*What is needed:* Scan the entries below for the word "请问老师". Copy out every line in which it occurs.

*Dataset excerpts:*

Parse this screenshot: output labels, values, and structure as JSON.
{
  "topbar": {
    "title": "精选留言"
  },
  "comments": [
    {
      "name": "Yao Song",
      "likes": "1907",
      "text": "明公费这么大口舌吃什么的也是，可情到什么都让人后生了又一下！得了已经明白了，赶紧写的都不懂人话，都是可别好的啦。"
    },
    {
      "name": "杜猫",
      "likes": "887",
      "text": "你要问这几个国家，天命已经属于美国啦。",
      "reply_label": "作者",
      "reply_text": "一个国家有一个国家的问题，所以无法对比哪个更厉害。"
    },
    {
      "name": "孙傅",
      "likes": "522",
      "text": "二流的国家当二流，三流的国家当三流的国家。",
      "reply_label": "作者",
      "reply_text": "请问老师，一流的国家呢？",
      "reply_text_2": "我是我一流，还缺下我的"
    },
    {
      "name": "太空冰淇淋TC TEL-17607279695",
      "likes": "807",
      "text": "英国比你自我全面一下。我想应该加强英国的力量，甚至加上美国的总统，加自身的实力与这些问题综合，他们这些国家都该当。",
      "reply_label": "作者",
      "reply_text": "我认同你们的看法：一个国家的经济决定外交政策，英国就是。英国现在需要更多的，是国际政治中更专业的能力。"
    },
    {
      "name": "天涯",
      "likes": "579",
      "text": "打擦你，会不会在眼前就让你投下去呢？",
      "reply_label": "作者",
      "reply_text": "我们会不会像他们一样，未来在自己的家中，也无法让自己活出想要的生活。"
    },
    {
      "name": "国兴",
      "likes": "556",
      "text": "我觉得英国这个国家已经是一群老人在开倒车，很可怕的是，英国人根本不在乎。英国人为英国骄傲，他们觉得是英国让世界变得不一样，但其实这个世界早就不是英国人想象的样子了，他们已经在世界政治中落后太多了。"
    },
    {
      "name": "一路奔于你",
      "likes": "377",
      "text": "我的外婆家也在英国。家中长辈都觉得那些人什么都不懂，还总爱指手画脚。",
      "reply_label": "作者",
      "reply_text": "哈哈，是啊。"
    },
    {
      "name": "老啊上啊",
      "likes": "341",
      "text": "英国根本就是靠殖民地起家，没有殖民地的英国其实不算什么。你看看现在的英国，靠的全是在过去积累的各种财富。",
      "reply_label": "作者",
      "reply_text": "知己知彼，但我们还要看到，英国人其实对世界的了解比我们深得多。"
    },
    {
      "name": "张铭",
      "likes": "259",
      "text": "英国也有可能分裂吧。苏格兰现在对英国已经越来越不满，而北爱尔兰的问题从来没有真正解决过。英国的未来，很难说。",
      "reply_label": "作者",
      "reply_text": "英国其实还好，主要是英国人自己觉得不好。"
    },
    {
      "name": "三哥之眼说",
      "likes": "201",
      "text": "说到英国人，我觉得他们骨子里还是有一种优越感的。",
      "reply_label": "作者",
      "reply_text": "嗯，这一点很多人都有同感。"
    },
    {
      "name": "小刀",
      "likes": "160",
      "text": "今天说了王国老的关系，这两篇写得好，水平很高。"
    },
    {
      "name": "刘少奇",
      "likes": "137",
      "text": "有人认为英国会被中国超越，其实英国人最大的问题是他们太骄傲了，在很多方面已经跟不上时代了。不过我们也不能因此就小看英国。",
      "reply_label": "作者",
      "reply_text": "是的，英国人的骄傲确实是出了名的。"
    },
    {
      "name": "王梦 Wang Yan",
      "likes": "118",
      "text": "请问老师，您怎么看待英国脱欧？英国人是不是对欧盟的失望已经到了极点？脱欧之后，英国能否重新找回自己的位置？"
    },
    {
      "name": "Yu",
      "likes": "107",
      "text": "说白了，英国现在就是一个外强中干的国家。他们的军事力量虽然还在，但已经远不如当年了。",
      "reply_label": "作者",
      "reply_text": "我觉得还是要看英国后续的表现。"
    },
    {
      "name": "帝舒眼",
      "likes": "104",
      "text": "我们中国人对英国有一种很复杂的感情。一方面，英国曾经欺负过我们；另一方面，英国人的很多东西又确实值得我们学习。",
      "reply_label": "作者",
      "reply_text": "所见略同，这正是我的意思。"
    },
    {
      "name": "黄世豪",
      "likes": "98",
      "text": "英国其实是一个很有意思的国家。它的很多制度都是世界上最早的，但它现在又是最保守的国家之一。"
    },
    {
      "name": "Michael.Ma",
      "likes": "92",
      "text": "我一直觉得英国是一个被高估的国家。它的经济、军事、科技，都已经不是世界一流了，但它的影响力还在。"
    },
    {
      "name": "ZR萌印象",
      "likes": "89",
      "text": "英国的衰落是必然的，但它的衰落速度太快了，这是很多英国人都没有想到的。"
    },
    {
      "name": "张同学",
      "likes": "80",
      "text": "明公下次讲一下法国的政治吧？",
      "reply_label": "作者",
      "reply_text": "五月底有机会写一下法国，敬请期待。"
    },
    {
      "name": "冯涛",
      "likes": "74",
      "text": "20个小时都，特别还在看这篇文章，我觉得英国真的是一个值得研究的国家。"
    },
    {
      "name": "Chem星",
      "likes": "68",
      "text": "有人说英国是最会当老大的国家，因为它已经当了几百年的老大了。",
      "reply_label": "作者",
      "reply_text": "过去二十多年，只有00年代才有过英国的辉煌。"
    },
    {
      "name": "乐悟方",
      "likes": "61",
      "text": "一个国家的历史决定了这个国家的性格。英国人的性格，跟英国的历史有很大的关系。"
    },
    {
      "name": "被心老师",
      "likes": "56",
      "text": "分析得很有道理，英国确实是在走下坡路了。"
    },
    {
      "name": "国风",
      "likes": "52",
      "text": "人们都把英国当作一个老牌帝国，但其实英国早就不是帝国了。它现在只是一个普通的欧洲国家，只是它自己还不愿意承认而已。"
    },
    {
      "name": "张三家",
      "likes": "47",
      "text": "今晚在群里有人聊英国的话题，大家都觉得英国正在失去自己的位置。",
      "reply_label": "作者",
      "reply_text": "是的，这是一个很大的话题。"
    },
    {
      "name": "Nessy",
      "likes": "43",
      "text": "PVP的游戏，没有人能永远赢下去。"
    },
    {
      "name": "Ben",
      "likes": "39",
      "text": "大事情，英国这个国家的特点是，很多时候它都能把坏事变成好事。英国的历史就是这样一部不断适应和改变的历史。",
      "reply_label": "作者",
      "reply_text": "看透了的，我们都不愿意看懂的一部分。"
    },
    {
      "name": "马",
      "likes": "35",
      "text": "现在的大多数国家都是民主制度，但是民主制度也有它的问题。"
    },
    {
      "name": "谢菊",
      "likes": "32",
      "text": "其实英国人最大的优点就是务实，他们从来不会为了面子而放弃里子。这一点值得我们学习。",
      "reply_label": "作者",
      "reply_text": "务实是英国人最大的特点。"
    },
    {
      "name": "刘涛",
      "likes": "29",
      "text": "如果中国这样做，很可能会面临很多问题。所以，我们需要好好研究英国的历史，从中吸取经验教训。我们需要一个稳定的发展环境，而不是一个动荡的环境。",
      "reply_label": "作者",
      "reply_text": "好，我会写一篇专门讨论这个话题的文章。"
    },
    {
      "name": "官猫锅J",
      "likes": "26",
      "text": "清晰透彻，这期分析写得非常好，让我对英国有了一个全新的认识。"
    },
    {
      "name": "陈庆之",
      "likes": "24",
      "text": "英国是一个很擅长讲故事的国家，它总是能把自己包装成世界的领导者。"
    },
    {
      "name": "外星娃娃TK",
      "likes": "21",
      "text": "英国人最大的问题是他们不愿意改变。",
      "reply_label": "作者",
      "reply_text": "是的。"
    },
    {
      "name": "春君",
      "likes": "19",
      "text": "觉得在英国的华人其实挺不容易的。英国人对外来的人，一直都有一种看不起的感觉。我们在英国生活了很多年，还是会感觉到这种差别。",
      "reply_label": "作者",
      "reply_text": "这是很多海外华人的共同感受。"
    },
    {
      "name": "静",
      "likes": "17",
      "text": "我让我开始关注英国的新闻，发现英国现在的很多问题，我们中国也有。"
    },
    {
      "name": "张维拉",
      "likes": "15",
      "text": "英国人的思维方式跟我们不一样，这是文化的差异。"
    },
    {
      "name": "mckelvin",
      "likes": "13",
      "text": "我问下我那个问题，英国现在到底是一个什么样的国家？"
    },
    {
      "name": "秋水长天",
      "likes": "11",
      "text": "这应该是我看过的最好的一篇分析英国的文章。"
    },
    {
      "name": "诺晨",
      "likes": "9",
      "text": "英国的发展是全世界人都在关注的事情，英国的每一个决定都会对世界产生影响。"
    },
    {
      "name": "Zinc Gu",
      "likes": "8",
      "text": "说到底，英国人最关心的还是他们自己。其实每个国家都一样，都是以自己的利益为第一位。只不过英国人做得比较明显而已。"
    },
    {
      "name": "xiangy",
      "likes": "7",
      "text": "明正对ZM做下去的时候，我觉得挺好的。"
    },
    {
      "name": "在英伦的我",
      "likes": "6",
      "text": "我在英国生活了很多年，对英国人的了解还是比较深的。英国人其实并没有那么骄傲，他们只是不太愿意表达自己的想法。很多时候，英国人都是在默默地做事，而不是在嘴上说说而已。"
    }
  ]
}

*Result of this exercise:*
      "reply_text": "请问老师，一流的国家呢？",
      "text": "请问老师，您怎么看待英国脱欧？英国人是不是对欧盟的失望已经到了极点？脱欧之后，英国能否重新找回自己的位置？"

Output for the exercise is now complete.